§ **Problem requirements**
Using the data that follows, report how many lines include "options"; output no other text.

§ **Data extracts**
——————————
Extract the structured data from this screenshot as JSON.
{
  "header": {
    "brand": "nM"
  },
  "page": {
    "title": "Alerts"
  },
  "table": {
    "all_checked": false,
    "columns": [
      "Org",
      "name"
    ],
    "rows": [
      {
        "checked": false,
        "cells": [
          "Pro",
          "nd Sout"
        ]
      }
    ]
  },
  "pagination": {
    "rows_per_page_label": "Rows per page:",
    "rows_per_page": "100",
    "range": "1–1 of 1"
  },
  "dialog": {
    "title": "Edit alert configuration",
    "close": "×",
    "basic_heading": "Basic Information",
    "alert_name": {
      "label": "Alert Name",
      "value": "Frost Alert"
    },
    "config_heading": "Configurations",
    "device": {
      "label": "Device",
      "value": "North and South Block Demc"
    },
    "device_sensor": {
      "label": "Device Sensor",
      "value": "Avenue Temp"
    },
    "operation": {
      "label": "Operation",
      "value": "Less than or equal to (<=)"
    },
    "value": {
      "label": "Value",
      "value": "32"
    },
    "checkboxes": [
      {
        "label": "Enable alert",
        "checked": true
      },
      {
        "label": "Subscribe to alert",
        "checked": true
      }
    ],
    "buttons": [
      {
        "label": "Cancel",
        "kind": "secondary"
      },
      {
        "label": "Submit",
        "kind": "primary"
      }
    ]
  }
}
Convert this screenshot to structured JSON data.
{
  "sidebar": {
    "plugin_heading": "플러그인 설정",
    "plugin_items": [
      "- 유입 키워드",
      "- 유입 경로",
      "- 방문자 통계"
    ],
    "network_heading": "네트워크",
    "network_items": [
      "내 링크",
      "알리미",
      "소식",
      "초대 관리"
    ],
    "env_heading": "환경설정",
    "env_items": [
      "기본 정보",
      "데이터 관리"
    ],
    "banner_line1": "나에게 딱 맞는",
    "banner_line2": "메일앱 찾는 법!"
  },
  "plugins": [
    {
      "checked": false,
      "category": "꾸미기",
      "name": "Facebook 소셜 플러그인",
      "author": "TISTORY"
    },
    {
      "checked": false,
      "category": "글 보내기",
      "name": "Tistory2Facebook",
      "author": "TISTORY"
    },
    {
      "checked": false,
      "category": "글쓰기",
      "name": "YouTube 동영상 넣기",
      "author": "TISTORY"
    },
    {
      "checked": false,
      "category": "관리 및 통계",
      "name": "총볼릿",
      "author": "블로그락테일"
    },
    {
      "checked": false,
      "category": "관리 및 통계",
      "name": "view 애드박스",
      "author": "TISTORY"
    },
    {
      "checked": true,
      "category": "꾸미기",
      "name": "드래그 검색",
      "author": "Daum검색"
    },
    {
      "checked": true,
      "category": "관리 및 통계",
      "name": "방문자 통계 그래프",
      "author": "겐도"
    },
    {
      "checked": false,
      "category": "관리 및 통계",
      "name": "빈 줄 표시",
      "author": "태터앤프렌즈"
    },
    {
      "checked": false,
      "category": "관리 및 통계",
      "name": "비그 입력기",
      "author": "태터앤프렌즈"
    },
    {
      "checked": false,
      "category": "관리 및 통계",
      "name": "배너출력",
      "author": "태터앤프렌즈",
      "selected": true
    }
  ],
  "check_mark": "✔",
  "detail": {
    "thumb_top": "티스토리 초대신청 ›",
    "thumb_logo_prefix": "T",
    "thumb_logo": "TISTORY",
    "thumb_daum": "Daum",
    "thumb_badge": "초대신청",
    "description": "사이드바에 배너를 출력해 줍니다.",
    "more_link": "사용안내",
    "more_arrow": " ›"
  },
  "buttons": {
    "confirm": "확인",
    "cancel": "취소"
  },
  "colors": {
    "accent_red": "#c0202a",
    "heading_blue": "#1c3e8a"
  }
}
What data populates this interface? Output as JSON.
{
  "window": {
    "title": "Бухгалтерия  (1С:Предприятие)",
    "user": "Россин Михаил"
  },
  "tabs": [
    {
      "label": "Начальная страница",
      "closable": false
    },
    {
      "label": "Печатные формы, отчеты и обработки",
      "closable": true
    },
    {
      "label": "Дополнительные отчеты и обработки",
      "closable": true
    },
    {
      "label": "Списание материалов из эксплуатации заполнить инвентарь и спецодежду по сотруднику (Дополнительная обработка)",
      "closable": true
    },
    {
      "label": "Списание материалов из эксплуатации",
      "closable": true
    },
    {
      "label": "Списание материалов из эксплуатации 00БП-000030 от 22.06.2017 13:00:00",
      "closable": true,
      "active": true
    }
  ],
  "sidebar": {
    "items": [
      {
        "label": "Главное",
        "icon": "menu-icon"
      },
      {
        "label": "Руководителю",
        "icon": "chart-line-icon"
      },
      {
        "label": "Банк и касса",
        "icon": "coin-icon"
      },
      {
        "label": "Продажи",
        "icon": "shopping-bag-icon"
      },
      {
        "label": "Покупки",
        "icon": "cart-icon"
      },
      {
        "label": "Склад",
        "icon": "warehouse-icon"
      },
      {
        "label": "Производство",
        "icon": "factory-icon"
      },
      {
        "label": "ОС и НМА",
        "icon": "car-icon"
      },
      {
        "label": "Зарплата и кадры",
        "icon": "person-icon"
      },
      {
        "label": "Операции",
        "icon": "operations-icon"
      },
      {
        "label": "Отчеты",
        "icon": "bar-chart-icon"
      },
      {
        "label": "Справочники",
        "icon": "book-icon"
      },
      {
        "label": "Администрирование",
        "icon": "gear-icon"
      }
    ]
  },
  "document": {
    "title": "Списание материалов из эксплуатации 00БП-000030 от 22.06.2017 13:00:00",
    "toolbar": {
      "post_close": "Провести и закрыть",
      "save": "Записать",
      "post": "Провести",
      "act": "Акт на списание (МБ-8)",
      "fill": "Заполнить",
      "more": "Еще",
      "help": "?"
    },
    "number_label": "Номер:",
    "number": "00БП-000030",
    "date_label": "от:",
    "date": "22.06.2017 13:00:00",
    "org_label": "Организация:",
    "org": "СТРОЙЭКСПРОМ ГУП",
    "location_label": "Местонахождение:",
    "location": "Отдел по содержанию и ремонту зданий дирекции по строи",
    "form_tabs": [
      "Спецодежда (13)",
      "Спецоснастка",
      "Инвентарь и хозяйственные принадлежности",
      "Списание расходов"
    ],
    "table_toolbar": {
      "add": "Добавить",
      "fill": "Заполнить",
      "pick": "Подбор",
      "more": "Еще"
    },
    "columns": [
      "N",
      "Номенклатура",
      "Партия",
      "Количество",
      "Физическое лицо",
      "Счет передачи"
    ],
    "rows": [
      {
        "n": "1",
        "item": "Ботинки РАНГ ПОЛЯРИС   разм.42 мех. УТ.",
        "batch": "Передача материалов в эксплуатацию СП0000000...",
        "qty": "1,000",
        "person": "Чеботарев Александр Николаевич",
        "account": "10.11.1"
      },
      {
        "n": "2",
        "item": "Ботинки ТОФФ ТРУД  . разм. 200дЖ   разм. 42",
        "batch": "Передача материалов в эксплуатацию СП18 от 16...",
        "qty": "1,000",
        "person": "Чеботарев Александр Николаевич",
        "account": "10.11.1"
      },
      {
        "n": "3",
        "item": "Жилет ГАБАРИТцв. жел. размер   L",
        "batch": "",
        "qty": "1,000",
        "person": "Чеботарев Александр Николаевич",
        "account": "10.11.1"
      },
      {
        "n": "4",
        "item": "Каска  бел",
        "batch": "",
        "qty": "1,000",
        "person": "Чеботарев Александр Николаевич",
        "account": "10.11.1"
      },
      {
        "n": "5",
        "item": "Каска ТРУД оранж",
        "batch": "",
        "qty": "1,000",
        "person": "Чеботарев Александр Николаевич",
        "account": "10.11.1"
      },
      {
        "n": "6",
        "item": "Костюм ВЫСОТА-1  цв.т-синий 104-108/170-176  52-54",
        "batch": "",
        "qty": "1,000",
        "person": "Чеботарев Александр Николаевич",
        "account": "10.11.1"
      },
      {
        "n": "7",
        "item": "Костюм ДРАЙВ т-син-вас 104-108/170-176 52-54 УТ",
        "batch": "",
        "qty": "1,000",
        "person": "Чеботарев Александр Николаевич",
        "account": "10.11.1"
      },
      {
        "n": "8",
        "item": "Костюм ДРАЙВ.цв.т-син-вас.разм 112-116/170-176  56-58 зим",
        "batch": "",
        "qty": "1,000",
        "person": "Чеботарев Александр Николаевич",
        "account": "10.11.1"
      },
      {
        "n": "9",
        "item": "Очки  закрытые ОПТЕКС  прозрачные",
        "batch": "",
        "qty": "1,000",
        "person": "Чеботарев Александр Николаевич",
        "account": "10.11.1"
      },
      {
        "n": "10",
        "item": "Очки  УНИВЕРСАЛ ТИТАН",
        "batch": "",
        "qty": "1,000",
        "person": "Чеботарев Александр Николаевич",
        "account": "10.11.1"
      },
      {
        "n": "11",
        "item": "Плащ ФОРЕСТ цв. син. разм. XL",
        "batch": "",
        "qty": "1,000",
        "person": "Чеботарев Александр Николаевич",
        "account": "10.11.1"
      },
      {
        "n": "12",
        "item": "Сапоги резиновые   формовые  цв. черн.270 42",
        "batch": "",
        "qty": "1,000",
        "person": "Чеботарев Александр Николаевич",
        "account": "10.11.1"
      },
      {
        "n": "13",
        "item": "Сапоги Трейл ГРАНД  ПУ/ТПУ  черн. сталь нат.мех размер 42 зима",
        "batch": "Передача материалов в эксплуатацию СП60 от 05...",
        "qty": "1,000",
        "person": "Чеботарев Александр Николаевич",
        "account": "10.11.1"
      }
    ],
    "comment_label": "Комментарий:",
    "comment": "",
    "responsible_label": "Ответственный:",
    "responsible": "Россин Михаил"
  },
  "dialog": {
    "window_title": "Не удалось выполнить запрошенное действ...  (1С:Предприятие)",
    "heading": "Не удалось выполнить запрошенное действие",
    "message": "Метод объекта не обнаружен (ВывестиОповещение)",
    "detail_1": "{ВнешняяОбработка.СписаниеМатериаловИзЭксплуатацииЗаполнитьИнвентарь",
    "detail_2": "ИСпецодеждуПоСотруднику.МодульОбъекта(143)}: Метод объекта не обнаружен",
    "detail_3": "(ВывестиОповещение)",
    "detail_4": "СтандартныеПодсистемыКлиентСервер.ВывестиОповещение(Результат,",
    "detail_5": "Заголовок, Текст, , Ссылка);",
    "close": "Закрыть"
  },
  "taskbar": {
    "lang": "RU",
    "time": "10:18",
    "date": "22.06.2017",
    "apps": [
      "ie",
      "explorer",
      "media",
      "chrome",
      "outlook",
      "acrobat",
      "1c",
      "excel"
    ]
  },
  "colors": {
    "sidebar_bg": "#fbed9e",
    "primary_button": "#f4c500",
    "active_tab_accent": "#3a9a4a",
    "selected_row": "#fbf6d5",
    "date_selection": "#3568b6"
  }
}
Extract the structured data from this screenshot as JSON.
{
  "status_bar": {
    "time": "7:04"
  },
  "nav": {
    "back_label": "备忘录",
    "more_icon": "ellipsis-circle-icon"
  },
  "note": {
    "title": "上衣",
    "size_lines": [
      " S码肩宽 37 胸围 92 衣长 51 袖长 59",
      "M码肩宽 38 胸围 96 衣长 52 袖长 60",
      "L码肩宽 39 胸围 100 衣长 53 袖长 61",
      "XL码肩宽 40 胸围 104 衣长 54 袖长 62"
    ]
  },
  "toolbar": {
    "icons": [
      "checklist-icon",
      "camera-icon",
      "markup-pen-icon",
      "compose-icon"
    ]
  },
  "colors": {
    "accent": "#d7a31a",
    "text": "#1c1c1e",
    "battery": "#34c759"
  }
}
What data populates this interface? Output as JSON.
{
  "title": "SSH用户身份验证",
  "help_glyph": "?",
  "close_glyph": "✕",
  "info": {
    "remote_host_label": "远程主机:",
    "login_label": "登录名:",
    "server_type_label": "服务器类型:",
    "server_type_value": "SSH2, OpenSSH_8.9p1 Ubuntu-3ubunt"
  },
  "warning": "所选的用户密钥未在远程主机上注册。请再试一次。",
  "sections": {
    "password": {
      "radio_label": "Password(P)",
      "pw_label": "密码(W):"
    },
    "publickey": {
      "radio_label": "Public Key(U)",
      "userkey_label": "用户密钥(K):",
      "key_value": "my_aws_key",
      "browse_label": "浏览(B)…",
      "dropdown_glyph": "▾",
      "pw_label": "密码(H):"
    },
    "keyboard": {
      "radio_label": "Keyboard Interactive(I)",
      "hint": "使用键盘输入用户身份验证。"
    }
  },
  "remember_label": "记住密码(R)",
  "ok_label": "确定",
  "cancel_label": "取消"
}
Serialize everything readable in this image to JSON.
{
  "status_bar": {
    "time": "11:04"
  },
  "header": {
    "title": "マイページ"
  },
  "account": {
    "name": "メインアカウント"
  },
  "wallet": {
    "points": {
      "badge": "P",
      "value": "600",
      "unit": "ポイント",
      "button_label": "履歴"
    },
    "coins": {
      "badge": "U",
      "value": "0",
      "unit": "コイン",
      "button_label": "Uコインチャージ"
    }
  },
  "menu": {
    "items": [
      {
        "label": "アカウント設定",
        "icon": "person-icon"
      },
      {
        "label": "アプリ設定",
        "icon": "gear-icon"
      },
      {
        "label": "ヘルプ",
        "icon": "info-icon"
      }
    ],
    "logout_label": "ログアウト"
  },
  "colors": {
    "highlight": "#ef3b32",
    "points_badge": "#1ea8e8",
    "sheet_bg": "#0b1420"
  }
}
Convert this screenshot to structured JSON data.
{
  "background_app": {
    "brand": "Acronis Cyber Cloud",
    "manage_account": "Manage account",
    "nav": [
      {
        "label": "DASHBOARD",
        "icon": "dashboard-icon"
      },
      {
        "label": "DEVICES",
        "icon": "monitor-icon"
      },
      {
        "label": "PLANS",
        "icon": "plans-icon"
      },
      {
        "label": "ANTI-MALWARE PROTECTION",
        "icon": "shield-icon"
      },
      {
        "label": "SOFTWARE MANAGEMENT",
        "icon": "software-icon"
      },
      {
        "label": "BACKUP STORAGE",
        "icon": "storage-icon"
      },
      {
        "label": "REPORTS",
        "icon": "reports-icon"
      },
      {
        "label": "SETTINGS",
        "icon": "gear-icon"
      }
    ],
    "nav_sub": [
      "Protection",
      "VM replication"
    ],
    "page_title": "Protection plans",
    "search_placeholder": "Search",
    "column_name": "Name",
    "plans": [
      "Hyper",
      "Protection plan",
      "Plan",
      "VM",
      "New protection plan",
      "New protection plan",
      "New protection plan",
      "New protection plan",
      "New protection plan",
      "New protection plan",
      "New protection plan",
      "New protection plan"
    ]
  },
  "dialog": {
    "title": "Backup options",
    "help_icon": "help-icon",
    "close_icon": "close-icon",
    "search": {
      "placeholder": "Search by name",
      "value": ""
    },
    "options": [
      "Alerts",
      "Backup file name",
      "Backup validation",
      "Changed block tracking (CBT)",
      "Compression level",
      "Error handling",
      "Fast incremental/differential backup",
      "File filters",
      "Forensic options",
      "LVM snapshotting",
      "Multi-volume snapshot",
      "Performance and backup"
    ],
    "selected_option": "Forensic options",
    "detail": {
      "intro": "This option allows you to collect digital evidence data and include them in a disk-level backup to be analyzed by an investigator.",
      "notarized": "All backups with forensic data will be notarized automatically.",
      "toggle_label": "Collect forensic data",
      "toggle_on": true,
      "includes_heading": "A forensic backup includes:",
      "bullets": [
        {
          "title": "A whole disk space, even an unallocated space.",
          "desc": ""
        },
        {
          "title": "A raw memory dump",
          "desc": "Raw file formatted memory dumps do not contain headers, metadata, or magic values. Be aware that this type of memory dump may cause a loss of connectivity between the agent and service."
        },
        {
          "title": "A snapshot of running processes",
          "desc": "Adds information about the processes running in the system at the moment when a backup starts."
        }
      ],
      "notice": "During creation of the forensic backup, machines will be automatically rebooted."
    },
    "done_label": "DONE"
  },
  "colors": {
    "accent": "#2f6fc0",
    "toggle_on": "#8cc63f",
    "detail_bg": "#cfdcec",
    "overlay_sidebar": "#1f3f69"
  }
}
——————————
§ **Response for this exercise**
4